Dataset items:
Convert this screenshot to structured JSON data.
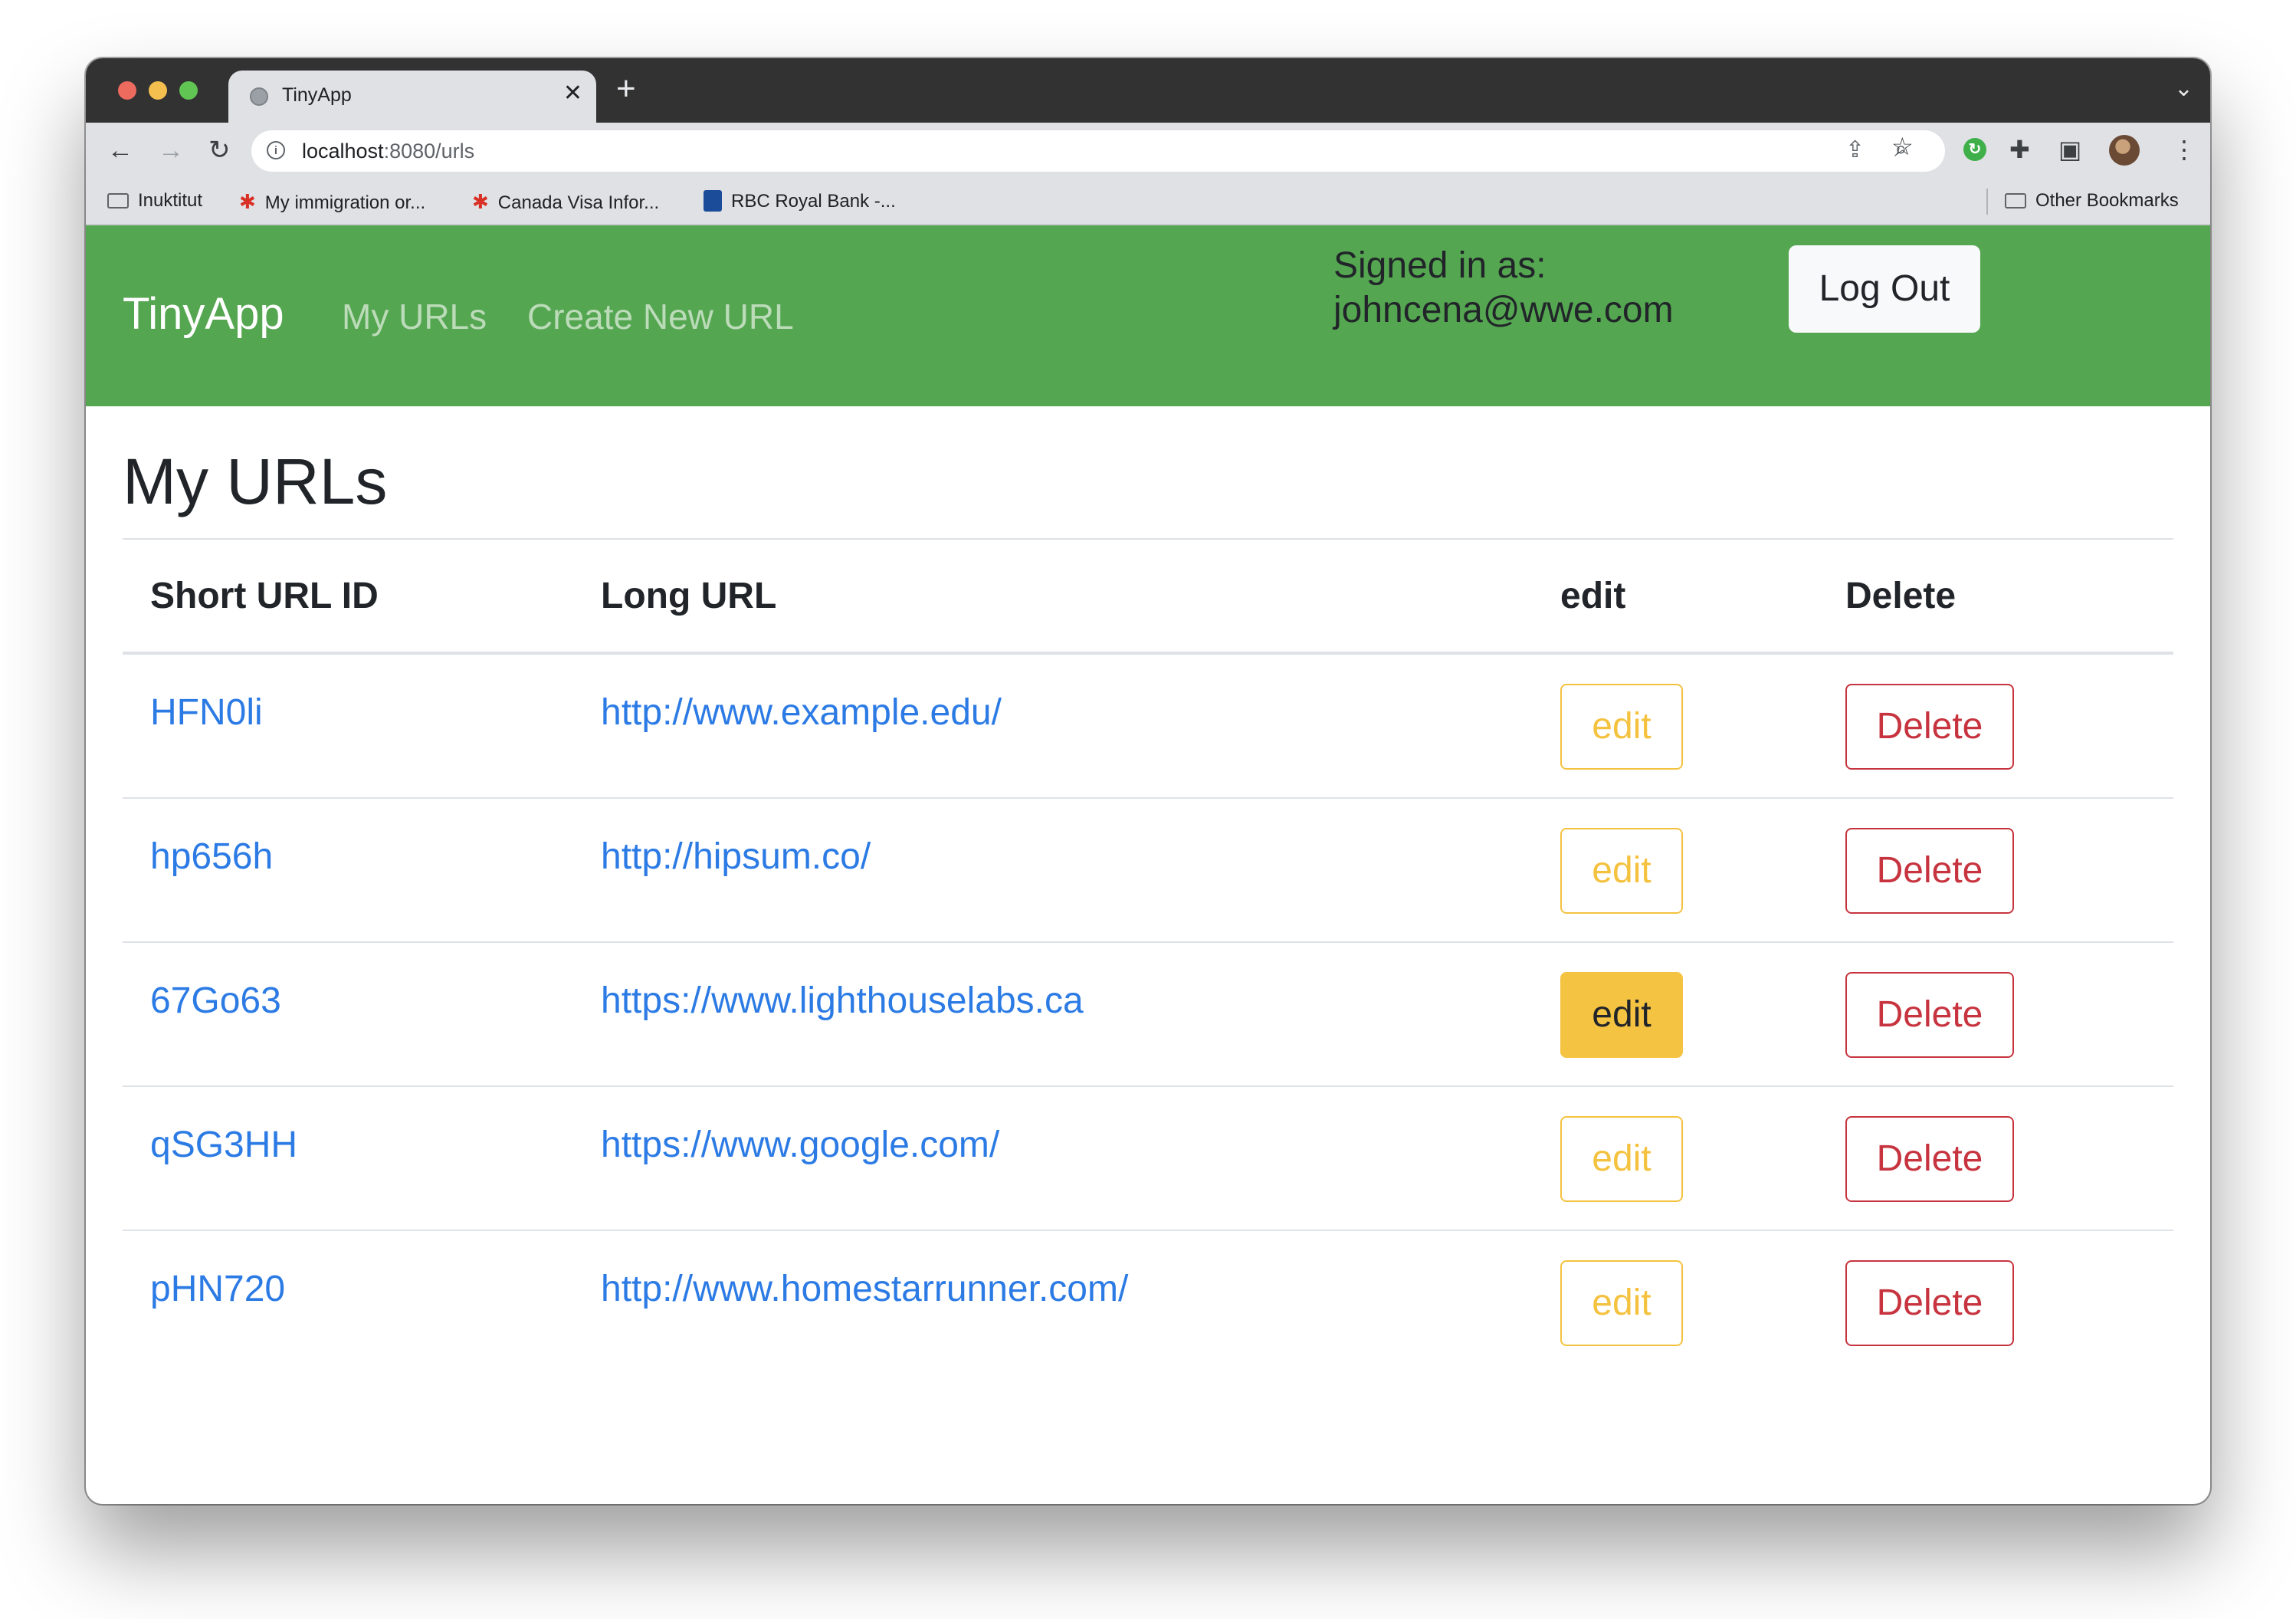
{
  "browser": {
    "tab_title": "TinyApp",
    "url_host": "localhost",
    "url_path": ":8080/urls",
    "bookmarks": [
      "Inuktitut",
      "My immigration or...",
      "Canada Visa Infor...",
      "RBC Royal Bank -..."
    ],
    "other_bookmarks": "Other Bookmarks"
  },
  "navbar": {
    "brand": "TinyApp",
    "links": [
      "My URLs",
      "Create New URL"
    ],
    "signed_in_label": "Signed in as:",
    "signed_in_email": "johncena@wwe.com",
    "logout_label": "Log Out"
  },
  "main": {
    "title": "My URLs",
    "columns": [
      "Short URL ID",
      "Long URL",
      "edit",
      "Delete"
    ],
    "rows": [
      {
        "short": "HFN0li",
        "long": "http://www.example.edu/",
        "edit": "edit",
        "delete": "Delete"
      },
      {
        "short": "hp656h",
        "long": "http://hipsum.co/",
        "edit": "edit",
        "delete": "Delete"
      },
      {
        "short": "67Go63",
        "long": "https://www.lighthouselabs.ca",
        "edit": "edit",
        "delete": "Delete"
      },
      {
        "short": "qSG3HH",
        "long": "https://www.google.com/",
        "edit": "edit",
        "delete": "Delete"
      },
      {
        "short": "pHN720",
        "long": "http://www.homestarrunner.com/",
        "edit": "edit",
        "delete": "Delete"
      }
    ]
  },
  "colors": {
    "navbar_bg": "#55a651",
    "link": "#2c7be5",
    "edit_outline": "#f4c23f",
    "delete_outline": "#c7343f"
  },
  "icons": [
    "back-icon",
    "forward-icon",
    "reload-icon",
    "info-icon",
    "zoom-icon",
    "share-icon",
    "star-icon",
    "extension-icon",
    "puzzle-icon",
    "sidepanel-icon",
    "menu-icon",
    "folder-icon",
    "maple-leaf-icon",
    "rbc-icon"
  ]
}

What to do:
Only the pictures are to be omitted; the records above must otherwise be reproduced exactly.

Output of the exercise:
Convert this screenshot to structured JSON data.
{
  "browser": {
    "tab_title": "TinyApp",
    "url_host": "localhost",
    "url_path": ":8080/urls",
    "bookmarks": [
      "Inuktitut",
      "My immigration or...",
      "Canada Visa Infor...",
      "RBC Royal Bank -..."
    ],
    "other_bookmarks": "Other Bookmarks"
  },
  "navbar": {
    "brand": "TinyApp",
    "links": [
      "My URLs",
      "Create New URL"
    ],
    "signed_in_label": "Signed in as:",
    "signed_in_email": "johncena@wwe.com",
    "logout_label": "Log Out"
  },
  "main": {
    "title": "My URLs",
    "columns": [
      "Short URL ID",
      "Long URL",
      "edit",
      "Delete"
    ],
    "rows": [
      {
        "short": "HFN0li",
        "long": "http://www.example.edu/",
        "edit": "edit",
        "delete": "Delete"
      },
      {
        "short": "hp656h",
        "long": "http://hipsum.co/",
        "edit": "edit",
        "delete": "Delete"
      },
      {
        "short": "67Go63",
        "long": "https://www.lighthouselabs.ca",
        "edit": "edit",
        "delete": "Delete"
      },
      {
        "short": "qSG3HH",
        "long": "https://www.google.com/",
        "edit": "edit",
        "delete": "Delete"
      },
      {
        "short": "pHN720",
        "long": "http://www.homestarrunner.com/",
        "edit": "edit",
        "delete": "Delete"
      }
    ]
  },
  "colors": {
    "navbar_bg": "#55a651",
    "link": "#2c7be5",
    "edit_outline": "#f4c23f",
    "delete_outline": "#c7343f"
  },
  "icons": [
    "back-icon",
    "forward-icon",
    "reload-icon",
    "info-icon",
    "zoom-icon",
    "share-icon",
    "star-icon",
    "extension-icon",
    "puzzle-icon",
    "sidepanel-icon",
    "menu-icon",
    "folder-icon",
    "maple-leaf-icon",
    "rbc-icon"
  ]
}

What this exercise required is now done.